Campbell announced his Alzheimer's diagnosis in 2011, which he followed with the Goodbye Tour and the documentary film I'll Be Me.
"It was a magical and moving evening for everyone, and it was clear the memorable music he created over the course of more than 50 years had not left him", explains Janice Wade-Whitehead, Alzheimer's Tennessee President & CEO.
If his words, his songs and his story are a comfort to even one of the families who are battling this dread disease, he will have made a difference that will last long after his music is just a memory. "I'm a jazzer. I just love to get the guitar and play the hell out of it if I can".
It will be perhaps his greatest contribution from a list of accomplishments a mile long.

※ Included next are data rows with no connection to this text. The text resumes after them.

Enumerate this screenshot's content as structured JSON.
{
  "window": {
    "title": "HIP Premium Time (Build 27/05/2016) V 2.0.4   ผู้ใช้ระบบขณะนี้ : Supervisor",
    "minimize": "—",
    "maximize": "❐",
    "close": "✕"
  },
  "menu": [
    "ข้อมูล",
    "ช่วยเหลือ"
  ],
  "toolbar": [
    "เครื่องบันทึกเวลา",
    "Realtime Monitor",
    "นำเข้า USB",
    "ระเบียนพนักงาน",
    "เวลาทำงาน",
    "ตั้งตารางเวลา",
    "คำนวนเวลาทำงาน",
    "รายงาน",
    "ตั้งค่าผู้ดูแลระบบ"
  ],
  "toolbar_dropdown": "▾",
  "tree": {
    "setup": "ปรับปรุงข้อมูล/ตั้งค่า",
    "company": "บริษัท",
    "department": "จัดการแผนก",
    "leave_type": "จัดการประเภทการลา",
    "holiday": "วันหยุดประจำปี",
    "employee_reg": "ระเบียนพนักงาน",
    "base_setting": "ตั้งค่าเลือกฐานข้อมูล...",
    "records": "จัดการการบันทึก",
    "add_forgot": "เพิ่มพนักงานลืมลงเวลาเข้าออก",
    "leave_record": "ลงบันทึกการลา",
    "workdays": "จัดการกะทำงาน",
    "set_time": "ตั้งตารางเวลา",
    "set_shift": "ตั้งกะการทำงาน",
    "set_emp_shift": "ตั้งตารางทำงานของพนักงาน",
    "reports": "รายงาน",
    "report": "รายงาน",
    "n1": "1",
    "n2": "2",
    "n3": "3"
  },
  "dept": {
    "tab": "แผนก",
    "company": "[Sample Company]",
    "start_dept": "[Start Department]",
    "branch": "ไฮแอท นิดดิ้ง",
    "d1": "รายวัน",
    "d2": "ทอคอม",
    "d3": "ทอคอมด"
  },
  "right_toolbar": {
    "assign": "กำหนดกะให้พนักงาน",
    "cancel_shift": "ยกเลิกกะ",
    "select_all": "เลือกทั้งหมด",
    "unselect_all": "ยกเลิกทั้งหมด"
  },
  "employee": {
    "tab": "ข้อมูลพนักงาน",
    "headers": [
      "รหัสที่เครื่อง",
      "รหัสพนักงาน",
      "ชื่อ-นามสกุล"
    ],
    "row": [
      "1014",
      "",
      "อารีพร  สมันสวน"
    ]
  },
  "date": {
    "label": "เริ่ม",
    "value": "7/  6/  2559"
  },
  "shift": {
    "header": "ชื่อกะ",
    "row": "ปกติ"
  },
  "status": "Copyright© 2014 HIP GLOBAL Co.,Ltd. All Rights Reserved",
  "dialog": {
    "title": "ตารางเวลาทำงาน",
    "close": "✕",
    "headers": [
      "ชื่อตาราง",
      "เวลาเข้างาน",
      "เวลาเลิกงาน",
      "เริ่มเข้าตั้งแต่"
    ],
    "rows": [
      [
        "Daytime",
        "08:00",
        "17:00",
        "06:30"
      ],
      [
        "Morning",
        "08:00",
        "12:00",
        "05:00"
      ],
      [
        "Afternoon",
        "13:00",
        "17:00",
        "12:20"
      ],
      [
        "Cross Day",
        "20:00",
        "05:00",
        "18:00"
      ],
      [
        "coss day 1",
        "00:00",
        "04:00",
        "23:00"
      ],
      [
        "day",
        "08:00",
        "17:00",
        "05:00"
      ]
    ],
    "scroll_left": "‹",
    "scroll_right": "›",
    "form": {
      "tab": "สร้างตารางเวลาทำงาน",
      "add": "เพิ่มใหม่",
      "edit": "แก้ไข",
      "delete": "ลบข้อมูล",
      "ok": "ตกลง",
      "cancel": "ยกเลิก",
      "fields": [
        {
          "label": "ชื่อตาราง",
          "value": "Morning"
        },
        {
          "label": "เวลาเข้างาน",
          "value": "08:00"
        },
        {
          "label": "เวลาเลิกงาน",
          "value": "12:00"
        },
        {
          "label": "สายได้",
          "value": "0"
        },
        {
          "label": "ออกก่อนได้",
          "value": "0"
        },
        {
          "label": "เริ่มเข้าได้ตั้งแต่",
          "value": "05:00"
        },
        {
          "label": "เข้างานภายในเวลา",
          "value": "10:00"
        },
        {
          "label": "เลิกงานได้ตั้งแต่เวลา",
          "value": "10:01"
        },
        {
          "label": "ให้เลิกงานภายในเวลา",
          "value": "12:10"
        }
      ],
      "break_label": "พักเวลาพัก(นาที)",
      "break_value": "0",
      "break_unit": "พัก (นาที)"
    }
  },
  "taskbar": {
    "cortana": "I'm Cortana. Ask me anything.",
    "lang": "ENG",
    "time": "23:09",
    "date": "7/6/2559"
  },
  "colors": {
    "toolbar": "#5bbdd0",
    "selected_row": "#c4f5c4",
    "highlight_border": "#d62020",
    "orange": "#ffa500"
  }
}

"He was a wonderful session musician as well". "Those songs had melody, chord progression and lyrics - wow!" He was a very rare talent. "His impact on the industry will remain gentle on our minds". He began performing around Los Angeles with a four-man country band. "Nobody liked a Jimmy Webb song as much as Glen!"
Even as the country genre slipped in a niche in a changed world.
From 1969 to 1972, The Glen Campbell Goodtime Hour was a hit on the CBS network as part of their "rural" block of programming. Guests on the show ranged from Ray Charles to Tony Bennett. "He performed Danny Boy and the crowd loved it".
There was of course a dark side to his meteoric rise. No one in the intervening years has been able to mix and adapt those sounds quite as well as he did. He admitted abusing drugs and cocaine.
The tributes showed Campbell's widely felt influence, with country stars like Charlie Daniels and Lady Antebellum chiming in alongside Peter Frampton of The Who, Ringo Starr of The Beatles and Sheryl Crow. Glen prevailed, but perhaps he eventually paid the price.
Growing up in the early 60s we constantly overheard names of musicians in conversations between my parents or their friends.
The song was an answer to a Campbell request, Webb recalled in 2012. His voice and his brilliance on the guitar were unparalleled.
American singer, songwriter, musician, television host and actor Glen Travis Campbell died on August 8 of Alzheimer's disease, eight years after being diagnosed. They worked together often; Clark knew what he was talking about. "What a musician. His contribution is and will likely always be unmatched". "I will always love you, Glen!" said Dolly Parton.
"Glen Campbell was a Champion for the Cause and a true "AlzStar" who shined a light on this disease like never before", Wade-Whitehead, continued.